“As much as technology is an instrument of control, connecting people to outside influences is bound to accelerate cultural changes.”
These words are those of Christopher Mims, contributor to the Wall Street Journal, who, after closely observing and researching the mysterious North Korean lifestyle and the manner in which its citizens and government utilize technology at the moment, sees that even though Internet and cell phone usage in North Korea is limited, it is becoming more available and thereby allowing its heavily controlled public to learn more about many facets of the world community. More importantly, it is allowing North Koreans to equate global Internet communication with success.
It is no secret that North Korea’s society is one that is strictly enforced and falls under the mystical Kim dynasty’s cult of personality, thereby maintaining ultimate control. However, since the ascension of Kim Jong-un in 2011, a more forward-thinking approach to technology has been introduced. Well, as forward-thinking as can be expected in North Korea. As the BBC has recently indicated, the Kim dynasty heavily bases its governmental structure on ancient Chinese dynasties and follows many of the rules and regulations which were set in place during ancient times.
For this reason, melded with the intentions to keep citizens from being influenced by outside sources from beyond the North Korean border, the Kim dynasty initially kept cell phones and smart phones away from the hands of its people. Anyone who formerly has been provided with one had only access to offline content and apps that were added by the North Korean government, thereby not truly allowing a connection with the rest of the world and global markets.
As the Daily Mail UK reported back when Kim Jong-il was still the nation’s leader, “The brutal communist regime, which is technically at war with South Korea, warned its 24 million population that any contact with the nation south of its borders is a crime punishable by life in prison or death.”
However, over the recent years, more allowances have been made in regards to cell phone and Internet access. Initially, cell phones were banned completely until North Korea succeeded in creating its own network in 2008. The greatest usage increase came between the years of 2012 and 2013, when numbers of North Koreans using cell phones and smart phones “doubled to two million from one million, and it now may exceed 2.5 million.”
As Mims indicates after hearing directly from Colin Behr, head of business development at ad-technology startup Vungle, who recently visited North Korea as part of an exchange set up by Chosun, North Korea is giving more people access to the Internet. “That apparently is happening, though in a controlled fashion, at ‘Internet palaces,’ where access is closely monitored.”
Mims relays the difficulties Behr discovered that North Korean IT programmers and manufacturers face in succeeding alongside their international competitors.”The problem is that, lacking access to the Internet, many of the entrepreneurs Behr encountered didn’t understand how to reach consumers — or even what a marketplace is.”
Behr, over the time he was within North Korea, came to realize that the nation is at a difficult point in regards to manufacturing and lacks the capital necessary to extract its natural resources in order to make them available for profit. Behr, however, communicated with many IT programmers within North Korea and aided in opening their eyes to how useful a global community is to improving and outsourcing labor to foreign companies. Behr therein made the IT industry aware of the fact that by limiting their contact with the global market, they are only getting a tiny portion of an expansive pie which they could have access to.
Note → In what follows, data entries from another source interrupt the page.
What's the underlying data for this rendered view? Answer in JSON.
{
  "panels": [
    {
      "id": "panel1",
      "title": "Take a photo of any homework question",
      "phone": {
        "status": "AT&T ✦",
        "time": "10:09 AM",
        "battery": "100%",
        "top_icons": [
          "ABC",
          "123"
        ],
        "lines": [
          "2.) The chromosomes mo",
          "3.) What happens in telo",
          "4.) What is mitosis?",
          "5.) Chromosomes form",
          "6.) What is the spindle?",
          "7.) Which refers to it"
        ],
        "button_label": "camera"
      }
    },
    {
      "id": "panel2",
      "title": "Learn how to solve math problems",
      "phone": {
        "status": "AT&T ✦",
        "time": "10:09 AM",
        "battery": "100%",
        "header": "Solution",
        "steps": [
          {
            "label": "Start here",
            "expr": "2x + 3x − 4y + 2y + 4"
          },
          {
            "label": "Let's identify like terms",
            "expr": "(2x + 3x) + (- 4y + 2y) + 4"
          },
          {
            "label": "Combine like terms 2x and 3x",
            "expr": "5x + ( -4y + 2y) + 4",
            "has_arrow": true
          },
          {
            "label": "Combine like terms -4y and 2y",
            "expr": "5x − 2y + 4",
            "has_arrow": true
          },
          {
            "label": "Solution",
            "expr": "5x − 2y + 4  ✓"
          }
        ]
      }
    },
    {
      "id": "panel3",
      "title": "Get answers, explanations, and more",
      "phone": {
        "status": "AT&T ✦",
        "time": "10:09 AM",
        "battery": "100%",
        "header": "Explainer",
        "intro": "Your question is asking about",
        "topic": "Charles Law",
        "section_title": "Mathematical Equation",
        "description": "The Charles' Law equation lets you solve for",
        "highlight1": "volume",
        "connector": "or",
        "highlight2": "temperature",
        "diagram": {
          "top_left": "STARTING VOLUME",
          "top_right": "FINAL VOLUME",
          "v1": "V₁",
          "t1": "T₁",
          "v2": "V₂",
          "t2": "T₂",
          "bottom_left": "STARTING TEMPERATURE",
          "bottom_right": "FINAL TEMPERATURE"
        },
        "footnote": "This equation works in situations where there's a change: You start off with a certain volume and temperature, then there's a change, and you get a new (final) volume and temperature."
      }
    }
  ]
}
The country already has a tradition of engineering, with an active research university devoted to coding and software. And it is rumored to have a college of cyber warfare. Leveraging this expertise to create a tech industry would require North Korea to give more people access to the Internet.
Although Kim Jong-un continues to rule North Korea with an iron fist, much as his predecessors did, Mims notes an interesting point, stating that “though North Korea remains oppressive and its politics are opaque even to its own citizens, something must be happening at the highest levels, because nothing there changes without the government allowing it.” The increased number of smart phone users over such a short period of time and the availability of the Internet (though controlled) to its citizens, indicates improvements for the better are being made, no matter how minuscule.
[Feature image courtesy of the Global Post]